_EXERCISE GOAL_: Among the records, which lines hold the word "inventory"? Pick them out.

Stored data
□ □ □ □ □

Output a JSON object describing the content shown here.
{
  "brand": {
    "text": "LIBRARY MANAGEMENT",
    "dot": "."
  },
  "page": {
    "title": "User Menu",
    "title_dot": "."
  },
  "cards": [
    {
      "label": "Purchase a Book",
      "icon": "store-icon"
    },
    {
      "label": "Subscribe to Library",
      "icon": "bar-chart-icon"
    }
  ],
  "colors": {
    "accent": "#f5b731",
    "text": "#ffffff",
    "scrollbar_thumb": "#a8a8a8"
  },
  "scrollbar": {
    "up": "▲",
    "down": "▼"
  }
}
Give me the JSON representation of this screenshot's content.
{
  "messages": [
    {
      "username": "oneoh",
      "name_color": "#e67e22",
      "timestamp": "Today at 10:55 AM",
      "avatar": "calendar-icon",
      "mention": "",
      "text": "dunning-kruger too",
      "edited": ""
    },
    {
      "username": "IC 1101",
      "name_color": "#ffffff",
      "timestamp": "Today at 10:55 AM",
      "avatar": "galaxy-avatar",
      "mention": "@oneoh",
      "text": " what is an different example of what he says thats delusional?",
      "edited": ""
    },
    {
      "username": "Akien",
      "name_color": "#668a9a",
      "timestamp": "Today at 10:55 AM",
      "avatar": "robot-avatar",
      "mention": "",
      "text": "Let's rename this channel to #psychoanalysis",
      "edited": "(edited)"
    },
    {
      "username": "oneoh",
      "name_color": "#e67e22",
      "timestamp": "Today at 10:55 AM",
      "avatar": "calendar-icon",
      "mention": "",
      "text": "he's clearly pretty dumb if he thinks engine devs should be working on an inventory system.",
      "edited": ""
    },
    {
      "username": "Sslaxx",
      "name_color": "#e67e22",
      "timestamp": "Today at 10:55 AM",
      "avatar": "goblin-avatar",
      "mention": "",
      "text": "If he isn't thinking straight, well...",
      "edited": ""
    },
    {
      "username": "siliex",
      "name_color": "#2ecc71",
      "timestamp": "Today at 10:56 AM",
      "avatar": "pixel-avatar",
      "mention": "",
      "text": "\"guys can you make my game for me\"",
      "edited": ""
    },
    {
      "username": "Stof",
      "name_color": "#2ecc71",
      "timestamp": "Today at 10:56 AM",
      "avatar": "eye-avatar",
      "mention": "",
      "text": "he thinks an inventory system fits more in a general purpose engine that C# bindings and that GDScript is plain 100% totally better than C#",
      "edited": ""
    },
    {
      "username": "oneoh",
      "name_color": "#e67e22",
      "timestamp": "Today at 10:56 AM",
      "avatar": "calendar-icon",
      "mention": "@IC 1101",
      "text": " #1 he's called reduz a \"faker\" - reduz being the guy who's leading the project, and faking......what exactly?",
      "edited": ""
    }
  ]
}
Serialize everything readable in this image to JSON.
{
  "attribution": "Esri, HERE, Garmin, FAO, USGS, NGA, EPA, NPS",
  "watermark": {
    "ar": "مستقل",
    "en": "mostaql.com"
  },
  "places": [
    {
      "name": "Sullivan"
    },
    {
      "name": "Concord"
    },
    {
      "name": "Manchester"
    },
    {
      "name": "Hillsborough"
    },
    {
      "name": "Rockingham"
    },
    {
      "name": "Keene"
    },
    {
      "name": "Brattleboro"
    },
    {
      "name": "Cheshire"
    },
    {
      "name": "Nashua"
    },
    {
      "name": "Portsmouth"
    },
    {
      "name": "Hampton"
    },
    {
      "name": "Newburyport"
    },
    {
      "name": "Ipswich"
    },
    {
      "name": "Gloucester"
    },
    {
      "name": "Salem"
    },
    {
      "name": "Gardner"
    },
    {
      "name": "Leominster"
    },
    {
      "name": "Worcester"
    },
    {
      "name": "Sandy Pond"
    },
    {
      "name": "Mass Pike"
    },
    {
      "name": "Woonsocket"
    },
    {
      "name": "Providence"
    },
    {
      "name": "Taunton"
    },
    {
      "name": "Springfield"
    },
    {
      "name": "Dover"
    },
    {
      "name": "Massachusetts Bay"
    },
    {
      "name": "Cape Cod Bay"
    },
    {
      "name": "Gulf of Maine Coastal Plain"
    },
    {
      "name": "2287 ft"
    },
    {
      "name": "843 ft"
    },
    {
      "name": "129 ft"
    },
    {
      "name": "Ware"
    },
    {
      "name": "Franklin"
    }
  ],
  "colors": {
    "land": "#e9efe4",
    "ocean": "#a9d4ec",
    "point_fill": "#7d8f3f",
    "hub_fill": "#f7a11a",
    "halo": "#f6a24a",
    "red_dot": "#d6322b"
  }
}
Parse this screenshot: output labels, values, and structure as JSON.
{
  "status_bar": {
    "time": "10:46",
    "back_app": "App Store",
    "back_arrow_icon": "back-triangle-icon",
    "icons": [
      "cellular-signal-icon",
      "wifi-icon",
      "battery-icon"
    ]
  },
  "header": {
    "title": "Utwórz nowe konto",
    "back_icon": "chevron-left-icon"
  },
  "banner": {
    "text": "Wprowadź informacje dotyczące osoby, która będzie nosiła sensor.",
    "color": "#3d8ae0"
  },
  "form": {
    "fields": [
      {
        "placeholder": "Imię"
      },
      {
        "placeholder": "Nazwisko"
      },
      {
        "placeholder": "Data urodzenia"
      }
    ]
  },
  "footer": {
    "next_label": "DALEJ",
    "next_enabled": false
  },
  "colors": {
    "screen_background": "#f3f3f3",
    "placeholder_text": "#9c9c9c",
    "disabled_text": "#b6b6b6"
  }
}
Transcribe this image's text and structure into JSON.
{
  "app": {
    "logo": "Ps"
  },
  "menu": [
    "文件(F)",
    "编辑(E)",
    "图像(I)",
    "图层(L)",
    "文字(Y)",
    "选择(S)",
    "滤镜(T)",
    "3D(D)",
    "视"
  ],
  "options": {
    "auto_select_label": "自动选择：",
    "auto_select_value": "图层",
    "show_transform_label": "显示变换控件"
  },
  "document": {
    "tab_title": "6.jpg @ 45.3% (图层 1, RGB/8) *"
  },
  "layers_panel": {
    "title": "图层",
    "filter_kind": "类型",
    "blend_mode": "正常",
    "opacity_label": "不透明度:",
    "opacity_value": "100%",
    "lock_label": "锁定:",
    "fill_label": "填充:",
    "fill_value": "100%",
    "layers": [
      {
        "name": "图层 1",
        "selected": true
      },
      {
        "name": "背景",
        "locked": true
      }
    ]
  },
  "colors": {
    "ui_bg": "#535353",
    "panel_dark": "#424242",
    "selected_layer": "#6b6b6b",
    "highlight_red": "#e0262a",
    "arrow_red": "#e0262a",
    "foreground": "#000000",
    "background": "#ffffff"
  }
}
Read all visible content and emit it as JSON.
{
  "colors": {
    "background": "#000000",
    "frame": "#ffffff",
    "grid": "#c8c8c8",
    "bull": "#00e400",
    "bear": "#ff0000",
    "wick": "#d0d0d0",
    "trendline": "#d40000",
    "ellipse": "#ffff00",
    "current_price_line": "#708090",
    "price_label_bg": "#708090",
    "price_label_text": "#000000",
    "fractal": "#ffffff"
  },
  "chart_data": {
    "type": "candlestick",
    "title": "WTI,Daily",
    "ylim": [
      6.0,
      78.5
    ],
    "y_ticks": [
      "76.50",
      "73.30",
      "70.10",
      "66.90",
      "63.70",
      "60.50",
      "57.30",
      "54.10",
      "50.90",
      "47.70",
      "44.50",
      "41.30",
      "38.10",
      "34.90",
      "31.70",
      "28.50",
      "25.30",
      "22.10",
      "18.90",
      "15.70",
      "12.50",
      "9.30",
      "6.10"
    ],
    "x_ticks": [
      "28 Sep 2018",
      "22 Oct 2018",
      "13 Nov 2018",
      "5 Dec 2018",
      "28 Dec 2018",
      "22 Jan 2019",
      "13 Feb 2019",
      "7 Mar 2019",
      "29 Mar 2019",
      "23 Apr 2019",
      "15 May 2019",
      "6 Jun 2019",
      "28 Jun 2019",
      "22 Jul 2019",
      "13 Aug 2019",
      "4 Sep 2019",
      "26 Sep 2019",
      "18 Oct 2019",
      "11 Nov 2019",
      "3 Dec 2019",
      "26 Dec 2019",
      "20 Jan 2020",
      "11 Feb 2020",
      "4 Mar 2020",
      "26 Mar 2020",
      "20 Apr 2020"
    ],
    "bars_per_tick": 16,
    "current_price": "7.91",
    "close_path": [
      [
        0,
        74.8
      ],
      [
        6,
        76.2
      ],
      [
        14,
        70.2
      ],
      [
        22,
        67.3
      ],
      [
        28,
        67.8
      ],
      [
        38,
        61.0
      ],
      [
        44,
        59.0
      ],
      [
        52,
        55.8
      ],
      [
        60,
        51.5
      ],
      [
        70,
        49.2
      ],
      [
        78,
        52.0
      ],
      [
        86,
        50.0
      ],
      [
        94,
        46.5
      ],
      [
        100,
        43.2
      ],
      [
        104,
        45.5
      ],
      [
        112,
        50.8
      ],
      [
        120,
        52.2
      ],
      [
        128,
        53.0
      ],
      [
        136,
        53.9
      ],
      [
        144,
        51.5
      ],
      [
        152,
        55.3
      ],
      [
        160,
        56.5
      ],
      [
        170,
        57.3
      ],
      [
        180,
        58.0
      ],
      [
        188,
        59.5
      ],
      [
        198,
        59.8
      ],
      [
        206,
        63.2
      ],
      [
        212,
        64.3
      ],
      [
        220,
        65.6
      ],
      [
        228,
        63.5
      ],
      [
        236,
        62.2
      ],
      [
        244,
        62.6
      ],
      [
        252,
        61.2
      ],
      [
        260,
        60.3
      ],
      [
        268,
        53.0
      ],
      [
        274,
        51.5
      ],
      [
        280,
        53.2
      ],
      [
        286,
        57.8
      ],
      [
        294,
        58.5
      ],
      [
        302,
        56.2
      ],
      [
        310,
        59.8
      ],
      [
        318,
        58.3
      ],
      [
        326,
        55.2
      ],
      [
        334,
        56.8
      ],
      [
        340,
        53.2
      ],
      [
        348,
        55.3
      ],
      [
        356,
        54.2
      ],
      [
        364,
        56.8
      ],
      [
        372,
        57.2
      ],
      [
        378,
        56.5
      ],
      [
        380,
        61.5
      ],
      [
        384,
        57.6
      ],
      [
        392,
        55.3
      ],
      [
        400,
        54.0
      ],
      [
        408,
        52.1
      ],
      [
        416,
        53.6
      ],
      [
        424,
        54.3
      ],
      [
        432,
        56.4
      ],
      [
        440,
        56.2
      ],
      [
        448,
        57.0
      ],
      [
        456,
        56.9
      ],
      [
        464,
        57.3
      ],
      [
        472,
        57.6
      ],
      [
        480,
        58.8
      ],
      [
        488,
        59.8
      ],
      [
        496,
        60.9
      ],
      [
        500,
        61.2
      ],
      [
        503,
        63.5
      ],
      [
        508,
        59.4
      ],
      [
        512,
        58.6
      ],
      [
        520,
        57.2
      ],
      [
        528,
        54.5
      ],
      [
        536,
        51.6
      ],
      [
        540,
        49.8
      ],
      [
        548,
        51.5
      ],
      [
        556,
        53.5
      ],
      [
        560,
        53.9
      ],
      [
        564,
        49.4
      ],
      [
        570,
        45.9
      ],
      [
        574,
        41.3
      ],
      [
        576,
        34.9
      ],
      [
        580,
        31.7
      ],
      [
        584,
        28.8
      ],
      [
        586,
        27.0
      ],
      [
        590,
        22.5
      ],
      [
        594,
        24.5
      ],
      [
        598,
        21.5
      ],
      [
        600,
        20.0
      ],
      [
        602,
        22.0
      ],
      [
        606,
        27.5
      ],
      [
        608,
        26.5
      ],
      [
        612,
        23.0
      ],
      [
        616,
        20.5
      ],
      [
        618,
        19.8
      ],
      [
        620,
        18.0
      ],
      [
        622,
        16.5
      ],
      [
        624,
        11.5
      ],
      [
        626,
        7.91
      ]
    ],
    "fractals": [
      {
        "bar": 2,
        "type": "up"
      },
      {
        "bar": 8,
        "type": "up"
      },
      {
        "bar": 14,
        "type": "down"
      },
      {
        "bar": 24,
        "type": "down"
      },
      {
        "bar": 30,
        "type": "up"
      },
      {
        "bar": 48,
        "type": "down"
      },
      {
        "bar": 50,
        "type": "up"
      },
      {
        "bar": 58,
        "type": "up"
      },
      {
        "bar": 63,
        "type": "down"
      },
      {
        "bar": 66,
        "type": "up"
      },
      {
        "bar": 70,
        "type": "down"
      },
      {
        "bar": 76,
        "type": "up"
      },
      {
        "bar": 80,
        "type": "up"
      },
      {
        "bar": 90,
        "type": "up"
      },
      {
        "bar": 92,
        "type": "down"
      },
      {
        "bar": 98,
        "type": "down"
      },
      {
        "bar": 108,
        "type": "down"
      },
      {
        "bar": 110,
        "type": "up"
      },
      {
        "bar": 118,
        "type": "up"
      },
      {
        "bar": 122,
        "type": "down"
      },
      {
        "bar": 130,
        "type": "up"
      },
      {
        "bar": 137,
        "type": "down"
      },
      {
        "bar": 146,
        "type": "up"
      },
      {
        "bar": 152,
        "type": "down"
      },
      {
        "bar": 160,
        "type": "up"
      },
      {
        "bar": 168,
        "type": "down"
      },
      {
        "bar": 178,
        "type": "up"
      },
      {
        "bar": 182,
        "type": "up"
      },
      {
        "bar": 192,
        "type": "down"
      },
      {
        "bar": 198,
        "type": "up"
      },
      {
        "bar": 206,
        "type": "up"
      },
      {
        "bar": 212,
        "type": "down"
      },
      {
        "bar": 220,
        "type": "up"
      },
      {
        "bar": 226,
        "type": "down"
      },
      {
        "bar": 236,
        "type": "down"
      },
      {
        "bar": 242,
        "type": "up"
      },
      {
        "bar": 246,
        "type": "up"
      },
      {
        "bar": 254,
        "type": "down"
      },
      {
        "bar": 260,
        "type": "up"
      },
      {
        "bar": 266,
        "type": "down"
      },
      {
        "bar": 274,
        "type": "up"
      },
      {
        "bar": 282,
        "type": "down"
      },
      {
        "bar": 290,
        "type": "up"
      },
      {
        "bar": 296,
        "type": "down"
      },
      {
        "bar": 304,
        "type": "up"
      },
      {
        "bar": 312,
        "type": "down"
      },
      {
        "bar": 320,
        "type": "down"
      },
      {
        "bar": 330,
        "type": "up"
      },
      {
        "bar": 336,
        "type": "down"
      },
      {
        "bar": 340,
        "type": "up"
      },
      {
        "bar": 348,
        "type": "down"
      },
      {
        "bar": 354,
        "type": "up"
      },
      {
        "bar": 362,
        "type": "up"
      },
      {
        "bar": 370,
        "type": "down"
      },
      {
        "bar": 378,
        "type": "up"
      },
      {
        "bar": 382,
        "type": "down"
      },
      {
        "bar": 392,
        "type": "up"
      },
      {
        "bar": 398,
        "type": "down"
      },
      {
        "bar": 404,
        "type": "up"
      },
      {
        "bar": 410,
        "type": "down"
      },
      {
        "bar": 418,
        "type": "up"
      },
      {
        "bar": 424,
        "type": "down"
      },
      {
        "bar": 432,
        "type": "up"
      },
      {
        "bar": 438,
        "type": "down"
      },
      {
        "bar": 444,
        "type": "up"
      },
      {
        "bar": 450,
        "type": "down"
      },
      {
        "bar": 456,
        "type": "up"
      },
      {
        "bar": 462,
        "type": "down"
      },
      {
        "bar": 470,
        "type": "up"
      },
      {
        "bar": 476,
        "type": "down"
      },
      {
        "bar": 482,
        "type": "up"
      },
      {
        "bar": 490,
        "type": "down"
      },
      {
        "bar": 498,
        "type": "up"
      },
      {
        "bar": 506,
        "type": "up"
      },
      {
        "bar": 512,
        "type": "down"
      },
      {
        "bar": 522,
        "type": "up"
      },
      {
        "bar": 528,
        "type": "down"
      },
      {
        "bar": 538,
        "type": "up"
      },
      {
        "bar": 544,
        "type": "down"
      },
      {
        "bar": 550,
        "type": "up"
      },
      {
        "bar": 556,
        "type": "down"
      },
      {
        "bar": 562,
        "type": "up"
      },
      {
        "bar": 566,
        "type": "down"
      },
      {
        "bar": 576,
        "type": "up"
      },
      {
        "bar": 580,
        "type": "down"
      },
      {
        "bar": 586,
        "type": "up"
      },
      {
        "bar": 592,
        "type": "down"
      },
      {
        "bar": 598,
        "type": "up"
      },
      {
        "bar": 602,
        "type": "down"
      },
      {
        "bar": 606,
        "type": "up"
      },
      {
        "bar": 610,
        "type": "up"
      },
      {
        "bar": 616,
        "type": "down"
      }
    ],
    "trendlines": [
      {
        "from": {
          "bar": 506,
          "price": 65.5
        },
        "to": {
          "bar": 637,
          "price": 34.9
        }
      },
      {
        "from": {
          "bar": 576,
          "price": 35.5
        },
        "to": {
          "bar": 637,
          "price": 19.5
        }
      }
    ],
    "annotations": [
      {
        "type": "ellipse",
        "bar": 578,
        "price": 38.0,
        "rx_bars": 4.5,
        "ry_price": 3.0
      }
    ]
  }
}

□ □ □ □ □

_REPLY TO THE EXERCISE_:
      "text": "he's clearly pretty dumb if he thinks engine devs should be working on an inventory system.",
      "text": "he thinks an inventory system fits more in a general purpose engine that C# bindings and that GDScript is plain 100% totally better than C#",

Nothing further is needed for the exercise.